The usual round of books and look-backs on the War of 1812 commenceth. Austin Bay seizes upon a book on the naval war between the US and Britain:
In 1812, Great Britain presented U.S. war planners with a very challenging strategic problem, one with contemporary irony given America’s 21st century military might: How do you wage successful war against a global superpower?
Two numbers illustrate America’s quandary. The RN began the war with around 500 warships. The U.S. Navy had 14, though when the war began not all were crewed and seaworthy. Shipping and trade were critical issues to both belligerents, and RN lions ruled the high seas. In comparison, the USN was a poorly funded mouse.
However, as Kevin McCranie demonstrates in his new book, “Utmost Gallantry: The U.S. and Royal Navies in the War of 1812” (Naval Institute Press), the tiny USN was a talented, courageous, well-led and therefore dangerous mouse.
It’s not the size of the navy in the fight; it’s the size of the fight in the navy.

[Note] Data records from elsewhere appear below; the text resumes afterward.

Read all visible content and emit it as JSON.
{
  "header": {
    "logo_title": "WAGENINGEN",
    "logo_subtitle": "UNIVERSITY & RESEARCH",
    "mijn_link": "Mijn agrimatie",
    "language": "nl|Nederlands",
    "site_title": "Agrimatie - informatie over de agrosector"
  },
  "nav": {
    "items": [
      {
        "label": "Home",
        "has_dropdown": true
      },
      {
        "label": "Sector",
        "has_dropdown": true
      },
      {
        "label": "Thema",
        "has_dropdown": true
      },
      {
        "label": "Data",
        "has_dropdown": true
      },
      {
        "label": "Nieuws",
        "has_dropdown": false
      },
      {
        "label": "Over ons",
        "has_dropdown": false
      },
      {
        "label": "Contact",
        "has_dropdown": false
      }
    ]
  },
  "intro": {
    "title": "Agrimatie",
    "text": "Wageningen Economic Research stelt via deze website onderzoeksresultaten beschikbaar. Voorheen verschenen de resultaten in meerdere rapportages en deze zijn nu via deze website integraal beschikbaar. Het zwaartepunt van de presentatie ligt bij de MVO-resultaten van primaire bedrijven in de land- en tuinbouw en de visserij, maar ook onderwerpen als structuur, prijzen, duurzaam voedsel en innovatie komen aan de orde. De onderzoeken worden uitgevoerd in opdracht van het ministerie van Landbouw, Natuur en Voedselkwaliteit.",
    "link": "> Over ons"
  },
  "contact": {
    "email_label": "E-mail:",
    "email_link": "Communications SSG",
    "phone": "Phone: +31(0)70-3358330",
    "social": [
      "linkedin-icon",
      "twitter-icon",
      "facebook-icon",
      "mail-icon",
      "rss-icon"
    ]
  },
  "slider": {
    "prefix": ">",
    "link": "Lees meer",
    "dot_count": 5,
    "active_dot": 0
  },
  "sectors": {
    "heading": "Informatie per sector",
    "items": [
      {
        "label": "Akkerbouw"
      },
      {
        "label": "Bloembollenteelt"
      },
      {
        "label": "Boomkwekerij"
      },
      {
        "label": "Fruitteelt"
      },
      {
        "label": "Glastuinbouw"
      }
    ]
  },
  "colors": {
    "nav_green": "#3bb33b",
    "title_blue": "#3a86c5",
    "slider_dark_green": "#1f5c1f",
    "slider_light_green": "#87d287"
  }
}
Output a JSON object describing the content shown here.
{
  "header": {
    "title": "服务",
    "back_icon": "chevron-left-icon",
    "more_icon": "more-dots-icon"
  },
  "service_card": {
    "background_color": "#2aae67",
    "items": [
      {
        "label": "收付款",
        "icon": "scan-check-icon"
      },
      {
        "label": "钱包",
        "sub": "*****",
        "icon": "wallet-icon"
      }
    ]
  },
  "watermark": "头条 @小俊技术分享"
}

Of course, having your opponent distracted by Napoleon never hurts.